None of this is inaccurate. It was assumed that "blacks inherited the curse of Ham and the curse of Cain" and it wasn't until a "divine revelation" in 1978 by LDS Church President Spencer Kimball that they were allowed to be full members of the Mormon church. Mitt Romney was thirty-one years old in 1978; he's been a practicing Mormon all his life ("My faith is the faith of my fathers - I will be true to them and to my beliefs" is what he declared last week), so either he's lying about his commitment to his faith, or he believed this racist nonsense for the first 31 years of his life. What's more, Wikipedia tells us that in the mid-1960s, a full decade before Mormonism's divine racial correction in 1978, "Romney served in France for 30 months as a missionary for LDS Church." As a missionary for the Mormon faith, did Romney fully buy into Mormon doctrine of that time? These are highly pertinent questions for a man who wishes to lead a multiracial United States.
O'Donnell then goes on to claim that Mormonism was founded by a "fraudulent criminal." He's right, of course. Joseph Smith, Jr. was the charlatan who founded Mormonism; he's also a child molester by today's standards (his thirty-plus wives included seven minors: two 14-year-olds, two 16-year-olds and three 17-year-olds). The story of Smith's "revelation" is so bizarre and silly that I won't repeat it; you'd think I was making it up. You can read it all here, as told by Christopher Hitchens, if you have any interest in wading through all the revelations and counter-revelations, angels, gold tablets, and the true origin of Native Americans according to Mormonism (their account of Native American history, incidentally, is yet another horrifying facet of the Mormon doctrine of white supremacy).
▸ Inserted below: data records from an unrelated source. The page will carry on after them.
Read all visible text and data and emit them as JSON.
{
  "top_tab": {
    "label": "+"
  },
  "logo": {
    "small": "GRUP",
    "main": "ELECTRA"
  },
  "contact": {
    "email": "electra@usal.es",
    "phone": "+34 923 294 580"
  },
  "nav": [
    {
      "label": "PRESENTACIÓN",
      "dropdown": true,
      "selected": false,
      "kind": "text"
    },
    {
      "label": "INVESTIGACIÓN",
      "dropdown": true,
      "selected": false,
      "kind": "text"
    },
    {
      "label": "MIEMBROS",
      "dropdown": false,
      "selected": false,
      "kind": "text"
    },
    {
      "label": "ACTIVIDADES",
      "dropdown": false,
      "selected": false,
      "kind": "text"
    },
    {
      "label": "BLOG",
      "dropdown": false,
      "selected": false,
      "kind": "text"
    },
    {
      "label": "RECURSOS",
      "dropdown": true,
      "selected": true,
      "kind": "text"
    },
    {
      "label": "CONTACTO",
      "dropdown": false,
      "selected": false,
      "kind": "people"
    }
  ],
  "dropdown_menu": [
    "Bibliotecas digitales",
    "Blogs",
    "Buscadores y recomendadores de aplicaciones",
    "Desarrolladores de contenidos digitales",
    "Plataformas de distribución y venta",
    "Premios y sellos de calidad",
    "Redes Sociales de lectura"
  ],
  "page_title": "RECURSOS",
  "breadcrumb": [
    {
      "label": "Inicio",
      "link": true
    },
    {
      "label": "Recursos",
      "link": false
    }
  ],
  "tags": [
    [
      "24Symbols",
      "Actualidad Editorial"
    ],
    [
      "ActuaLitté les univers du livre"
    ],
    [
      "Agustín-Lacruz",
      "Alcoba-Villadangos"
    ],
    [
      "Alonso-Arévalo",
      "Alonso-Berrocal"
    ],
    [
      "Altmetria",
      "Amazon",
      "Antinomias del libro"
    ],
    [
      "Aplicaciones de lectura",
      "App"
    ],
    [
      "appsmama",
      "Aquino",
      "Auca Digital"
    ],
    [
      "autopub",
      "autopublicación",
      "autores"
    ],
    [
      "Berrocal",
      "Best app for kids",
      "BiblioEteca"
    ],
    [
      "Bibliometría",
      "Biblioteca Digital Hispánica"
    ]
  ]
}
Mormons were fairly pro-slavery, with one of their founding members quoted as saying "You must not think, from what I say, that I am opposed to slavery. No! The negro is damned, and is to serve his master till God chooses to remove the curse of Ham..." Those were the words of Brigham Young, who incidentally has a college named after him in Utah, which incidentally graduated a certain Mitt Romney in 1971.
I'll resist dredging further into the swampland of Mormon doctrine; I personally think debating religious doctrine is sort of like trying to decide whether Tim Burton's Batman or Chris Nolan's Batman Begins gets closer to the truth of Batman's "actual origins." (The answer is obviously the latter.)
I don't understand Linkins' desire to defend a church with such a sordid history, a history that was at odds with our vision of American justice and equality as recently as 1978. Their beliefs make me as angry as O'Donnell was, and I'm glad he was gutsy enough to say what he said.